11/13/12 - 11/17/12 67 °F
We are drinking a bottle of Italian red, a day of two walks separated by a cozy nap, minestrone soup and strong coffee. We are proud of the wine - a grocery store purchase for just more than $2, it's actually quite good.
Don, manna from heaven arriving just in the nick of time as my parenting skills were collapsing, got here on Tuesday. I'd emailed instructions to take a train from the airport, then catch a bus and we'd meet him at the bus stop. Not to say that I was surprised to see him actually get off the bus, but I almost fell over in astonishment when he did. He made it! A big, bus-stop homecoming.
Don's response to anyone who speaks to him is "la dolce vita!" Then he asks me what that means again (the sweet life).
For two days this week we explored the Colosseum and two nearby ancient sites, Palatino hill and the Roman Forum. The Forum is where the happening marketplace was at the time of the Colosseum's height, almost 2000 years ago. Palatino is a huge site of an emperor's palace, stadium, and other crazily opulent buildings. I must say, the Colosseum was amazing.

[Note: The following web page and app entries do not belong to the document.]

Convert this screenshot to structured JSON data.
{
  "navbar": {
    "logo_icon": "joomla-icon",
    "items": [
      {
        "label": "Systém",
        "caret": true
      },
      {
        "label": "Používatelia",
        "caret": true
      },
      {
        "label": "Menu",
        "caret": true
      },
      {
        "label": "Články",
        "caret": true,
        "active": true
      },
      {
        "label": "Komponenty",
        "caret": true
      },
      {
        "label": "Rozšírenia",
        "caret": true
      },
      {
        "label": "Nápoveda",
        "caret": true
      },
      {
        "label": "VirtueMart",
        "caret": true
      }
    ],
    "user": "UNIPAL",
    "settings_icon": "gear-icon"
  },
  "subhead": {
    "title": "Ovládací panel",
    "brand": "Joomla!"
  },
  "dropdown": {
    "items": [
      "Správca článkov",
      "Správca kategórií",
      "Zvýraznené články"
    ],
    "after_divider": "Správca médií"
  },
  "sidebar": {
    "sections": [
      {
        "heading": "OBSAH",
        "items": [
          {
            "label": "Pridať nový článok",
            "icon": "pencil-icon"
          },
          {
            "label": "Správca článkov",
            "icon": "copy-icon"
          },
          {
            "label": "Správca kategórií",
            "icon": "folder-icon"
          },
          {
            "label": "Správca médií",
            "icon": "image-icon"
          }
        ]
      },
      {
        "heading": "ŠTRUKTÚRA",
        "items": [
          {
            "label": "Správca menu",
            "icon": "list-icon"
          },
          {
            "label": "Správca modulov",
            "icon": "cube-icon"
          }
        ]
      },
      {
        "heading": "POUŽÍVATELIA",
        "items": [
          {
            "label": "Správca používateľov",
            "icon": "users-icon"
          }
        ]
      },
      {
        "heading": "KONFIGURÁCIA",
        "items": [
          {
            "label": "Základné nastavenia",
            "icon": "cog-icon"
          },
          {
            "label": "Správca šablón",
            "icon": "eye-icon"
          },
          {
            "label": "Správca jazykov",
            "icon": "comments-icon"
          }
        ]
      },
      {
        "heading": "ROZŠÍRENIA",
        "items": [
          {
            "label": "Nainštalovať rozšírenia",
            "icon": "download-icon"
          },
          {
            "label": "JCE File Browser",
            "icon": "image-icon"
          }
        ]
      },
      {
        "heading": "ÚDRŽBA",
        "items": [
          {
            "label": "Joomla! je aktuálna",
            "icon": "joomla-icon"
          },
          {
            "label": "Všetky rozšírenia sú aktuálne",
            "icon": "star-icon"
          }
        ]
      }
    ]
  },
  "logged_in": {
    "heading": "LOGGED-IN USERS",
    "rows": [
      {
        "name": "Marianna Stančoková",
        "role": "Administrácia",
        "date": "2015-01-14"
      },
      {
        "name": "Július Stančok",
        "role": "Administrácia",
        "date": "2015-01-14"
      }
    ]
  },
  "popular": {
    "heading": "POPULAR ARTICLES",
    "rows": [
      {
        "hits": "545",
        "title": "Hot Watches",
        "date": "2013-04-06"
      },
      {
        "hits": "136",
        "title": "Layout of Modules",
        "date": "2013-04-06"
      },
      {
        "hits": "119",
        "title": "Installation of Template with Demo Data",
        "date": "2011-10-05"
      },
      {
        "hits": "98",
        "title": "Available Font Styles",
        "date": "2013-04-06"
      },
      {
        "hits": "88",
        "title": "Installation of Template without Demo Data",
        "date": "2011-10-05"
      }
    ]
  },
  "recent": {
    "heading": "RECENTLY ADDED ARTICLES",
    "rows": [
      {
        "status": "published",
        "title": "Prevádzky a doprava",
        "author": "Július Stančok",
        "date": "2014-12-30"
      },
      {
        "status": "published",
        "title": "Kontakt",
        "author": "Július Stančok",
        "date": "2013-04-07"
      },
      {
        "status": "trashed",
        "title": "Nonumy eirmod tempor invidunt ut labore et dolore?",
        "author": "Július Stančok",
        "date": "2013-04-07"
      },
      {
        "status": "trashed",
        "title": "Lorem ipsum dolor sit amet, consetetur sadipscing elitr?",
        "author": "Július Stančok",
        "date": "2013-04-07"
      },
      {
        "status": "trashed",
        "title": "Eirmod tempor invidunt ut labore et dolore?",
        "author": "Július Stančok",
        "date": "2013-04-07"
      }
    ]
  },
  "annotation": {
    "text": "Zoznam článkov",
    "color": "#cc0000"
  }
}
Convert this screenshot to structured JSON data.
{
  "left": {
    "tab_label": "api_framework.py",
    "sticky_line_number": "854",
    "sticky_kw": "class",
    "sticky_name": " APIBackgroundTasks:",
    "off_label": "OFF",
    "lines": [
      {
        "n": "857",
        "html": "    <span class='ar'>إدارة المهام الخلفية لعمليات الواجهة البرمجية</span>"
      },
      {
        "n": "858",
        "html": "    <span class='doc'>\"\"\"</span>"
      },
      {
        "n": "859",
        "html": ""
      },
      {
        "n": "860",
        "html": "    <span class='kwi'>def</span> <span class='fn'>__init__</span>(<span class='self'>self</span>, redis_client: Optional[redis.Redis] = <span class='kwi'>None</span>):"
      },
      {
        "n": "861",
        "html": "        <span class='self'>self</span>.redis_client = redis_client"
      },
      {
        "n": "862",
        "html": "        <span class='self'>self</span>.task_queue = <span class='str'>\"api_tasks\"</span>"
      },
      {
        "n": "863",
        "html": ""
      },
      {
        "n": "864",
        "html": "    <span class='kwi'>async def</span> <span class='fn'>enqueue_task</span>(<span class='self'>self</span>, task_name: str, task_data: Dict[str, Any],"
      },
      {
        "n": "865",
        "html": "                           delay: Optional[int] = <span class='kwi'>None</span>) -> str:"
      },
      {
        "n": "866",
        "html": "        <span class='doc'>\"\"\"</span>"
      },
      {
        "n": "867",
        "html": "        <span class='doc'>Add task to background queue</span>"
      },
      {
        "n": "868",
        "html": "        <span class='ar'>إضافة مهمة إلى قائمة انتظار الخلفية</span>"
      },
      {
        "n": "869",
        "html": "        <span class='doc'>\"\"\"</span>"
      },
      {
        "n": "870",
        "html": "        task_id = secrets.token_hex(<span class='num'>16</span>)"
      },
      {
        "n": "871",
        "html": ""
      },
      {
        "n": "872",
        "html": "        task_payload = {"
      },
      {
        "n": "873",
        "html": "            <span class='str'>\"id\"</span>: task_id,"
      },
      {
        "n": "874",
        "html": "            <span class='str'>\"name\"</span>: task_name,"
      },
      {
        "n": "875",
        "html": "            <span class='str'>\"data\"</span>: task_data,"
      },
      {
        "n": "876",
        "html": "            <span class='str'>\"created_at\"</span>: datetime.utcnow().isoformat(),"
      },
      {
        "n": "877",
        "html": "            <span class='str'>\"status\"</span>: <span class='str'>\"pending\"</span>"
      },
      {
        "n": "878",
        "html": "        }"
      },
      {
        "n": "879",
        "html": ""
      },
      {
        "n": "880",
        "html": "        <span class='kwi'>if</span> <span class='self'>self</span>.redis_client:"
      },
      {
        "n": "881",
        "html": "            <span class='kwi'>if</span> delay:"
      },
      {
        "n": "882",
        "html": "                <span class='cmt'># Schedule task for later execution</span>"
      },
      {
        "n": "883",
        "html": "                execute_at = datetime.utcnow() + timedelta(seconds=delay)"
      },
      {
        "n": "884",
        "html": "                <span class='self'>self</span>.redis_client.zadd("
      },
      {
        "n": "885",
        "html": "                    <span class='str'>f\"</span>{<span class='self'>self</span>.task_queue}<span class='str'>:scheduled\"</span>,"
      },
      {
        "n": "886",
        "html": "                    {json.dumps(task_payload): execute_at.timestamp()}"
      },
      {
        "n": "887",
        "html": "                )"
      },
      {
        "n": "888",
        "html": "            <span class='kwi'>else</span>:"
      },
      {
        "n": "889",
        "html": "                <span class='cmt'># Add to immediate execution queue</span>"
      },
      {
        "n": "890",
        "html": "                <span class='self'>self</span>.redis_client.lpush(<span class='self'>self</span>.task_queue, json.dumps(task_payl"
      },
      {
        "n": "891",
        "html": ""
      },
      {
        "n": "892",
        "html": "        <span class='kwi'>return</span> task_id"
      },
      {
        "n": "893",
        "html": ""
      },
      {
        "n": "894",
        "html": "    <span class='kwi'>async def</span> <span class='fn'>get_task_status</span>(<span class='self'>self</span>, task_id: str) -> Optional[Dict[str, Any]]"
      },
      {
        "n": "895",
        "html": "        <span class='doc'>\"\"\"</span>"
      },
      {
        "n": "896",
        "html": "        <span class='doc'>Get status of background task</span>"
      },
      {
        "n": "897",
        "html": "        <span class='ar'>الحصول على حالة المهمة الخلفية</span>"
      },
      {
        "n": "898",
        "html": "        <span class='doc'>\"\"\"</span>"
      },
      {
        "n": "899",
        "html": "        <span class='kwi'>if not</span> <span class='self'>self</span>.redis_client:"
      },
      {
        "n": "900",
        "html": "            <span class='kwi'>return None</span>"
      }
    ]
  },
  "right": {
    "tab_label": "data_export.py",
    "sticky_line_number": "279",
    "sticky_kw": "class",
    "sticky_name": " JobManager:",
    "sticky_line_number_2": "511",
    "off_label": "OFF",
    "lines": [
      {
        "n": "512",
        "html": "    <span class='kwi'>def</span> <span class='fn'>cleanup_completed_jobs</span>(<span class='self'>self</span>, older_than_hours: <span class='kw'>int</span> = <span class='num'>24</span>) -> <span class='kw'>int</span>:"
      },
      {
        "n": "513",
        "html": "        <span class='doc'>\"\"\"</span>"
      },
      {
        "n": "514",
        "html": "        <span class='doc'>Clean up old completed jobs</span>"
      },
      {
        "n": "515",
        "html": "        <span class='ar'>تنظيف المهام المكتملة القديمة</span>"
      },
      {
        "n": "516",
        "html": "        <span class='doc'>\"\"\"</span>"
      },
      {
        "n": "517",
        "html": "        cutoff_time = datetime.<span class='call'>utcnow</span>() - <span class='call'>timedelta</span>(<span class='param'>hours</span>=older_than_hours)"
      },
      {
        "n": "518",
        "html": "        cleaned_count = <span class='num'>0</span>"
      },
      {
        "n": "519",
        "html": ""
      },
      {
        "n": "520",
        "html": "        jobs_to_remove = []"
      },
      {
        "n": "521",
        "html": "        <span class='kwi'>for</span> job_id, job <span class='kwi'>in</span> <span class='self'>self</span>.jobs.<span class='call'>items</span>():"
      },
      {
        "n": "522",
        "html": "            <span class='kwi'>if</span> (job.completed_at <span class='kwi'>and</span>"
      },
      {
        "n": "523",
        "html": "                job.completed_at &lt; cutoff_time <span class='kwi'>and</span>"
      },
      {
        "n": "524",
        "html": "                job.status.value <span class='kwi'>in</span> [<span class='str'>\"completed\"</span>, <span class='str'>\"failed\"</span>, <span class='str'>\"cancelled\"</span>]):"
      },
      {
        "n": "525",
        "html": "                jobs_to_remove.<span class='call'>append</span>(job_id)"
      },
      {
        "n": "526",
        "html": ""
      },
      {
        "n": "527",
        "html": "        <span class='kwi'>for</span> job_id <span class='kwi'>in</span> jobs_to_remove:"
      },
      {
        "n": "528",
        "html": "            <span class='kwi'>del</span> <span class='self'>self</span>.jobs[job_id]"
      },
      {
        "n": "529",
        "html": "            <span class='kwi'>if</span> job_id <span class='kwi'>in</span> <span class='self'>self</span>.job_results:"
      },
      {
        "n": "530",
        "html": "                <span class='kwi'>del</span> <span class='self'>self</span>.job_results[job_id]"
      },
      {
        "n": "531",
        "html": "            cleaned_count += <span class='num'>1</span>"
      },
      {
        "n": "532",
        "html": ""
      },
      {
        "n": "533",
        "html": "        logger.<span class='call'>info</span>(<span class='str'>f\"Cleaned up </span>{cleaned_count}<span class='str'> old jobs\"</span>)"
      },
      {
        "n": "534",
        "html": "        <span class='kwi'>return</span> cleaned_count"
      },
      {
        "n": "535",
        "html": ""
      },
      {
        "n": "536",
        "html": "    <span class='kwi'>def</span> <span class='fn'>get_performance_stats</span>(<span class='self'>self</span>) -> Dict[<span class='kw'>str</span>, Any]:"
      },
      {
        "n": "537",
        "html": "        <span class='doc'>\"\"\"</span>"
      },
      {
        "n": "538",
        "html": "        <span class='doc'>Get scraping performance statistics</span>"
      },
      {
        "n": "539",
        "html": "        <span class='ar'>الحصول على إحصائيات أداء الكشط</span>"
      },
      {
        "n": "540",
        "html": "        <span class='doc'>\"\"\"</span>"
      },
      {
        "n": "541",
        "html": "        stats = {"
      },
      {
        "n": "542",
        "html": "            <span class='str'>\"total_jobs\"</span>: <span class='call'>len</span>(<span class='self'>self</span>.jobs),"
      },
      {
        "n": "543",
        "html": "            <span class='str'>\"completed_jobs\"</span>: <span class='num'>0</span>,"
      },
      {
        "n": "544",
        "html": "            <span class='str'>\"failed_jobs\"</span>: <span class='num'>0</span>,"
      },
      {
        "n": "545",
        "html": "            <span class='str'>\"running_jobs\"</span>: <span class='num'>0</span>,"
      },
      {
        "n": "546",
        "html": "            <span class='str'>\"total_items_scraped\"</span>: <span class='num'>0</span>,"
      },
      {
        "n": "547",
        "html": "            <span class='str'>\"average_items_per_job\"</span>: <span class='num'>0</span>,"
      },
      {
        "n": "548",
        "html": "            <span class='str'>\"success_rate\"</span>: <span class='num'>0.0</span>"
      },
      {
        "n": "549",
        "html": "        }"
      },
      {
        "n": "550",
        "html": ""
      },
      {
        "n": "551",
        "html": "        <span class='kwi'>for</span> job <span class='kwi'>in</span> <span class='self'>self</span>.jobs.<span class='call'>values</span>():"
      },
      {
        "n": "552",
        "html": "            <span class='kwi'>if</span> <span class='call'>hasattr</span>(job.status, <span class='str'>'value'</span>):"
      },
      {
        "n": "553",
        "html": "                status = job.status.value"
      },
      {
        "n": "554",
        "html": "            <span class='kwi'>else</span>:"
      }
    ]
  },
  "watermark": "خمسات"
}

We did a tour that included the underground level and the uppermost level. The place could hold 50,000 Romans in the stadium and several hundred more working the production of the shows below the stage, including of course the gladiators. The shows would last for days, sometimes up to 100 days. The shows were free, a gift of the emperor. I was initially nervous about our tour guide. She walked us onto the area where the stage would have been and said, "well, here we are!" Turned out she's an archaeologist, Italian at that. It was a great tour and we all hung in there for it.
There has been extensive flooding in Italy this last week. It rained part of one day here in Rome but further north got slammed, causing massive flooding in Venice and mudslides in Tuscany where at least four people were killed. The Tiber River, which runs through Rome, got VERY high. We went and checked on it a few days in a row. One night, there was an incredible amount of debris coming down the high, fast river. We saw several boats, a small fridge, a large bureau, and lots of big limbs and trees. It was astonishing. The river today is way down.
We have continued our gelato enjoyment and have had lots of excellent pizza, soup, pasta, veggies either drenched in oil and baked to deliciousness or shaped into balls with rice and deep fried. Oh my.
Churches have also continued to keep our attention. They are everywhere, they are free, they are full of beautiful art, they are insanely beautiful architecturally, and each is unique. Today we went to a cathedral dedicated to Saint Cecelia, the saint of music. She was martyred on the site of the church. While we were in there, several nuns made there way in, one taking a seat at the organ. On queue, the music began and the rest of the nuns started singing. It was very soft and sweet. Lucky us!
We took Don to our local market this morning, where we've frequented two particular vendors. One, a man who calls Henry his clementine boy. And another, an elderly woman who pinches the kids' cheeks and seems, at least, happy to see us.
After a night time stroll around the Pantheon tonight, Henry's tooth fell out. Another visit from the tooth ferry! That'll be the third visit this trip. Coco got two visits, for the same tooth, poor thing. Her new tooth came in, split her baby tooth in two, and the two halves came out a day apart. The whole process took about 10 days of discomfort for her. Henry, on the other hand, mentioned yesterday that his tooth was loose.
Don has brought more stuff than Coco, Henry and I have for our entire stay! I begged him to bring as little as possible because I'm certain we'll be pushing luggage weight limits on the way home to DC. So he brings three hard cover books! Indeed, I think these are the same three hard covers he's brought on our last five vacations! He has more pants than any of us! Ah, Don, we love you so! He also brought Coco oatmeal and brown sugar, her favorite breakfast. Happy Coco.
We are in Rome for one more week, then a few days in Paris and back to Mount Rainier. La dolce vita indeed.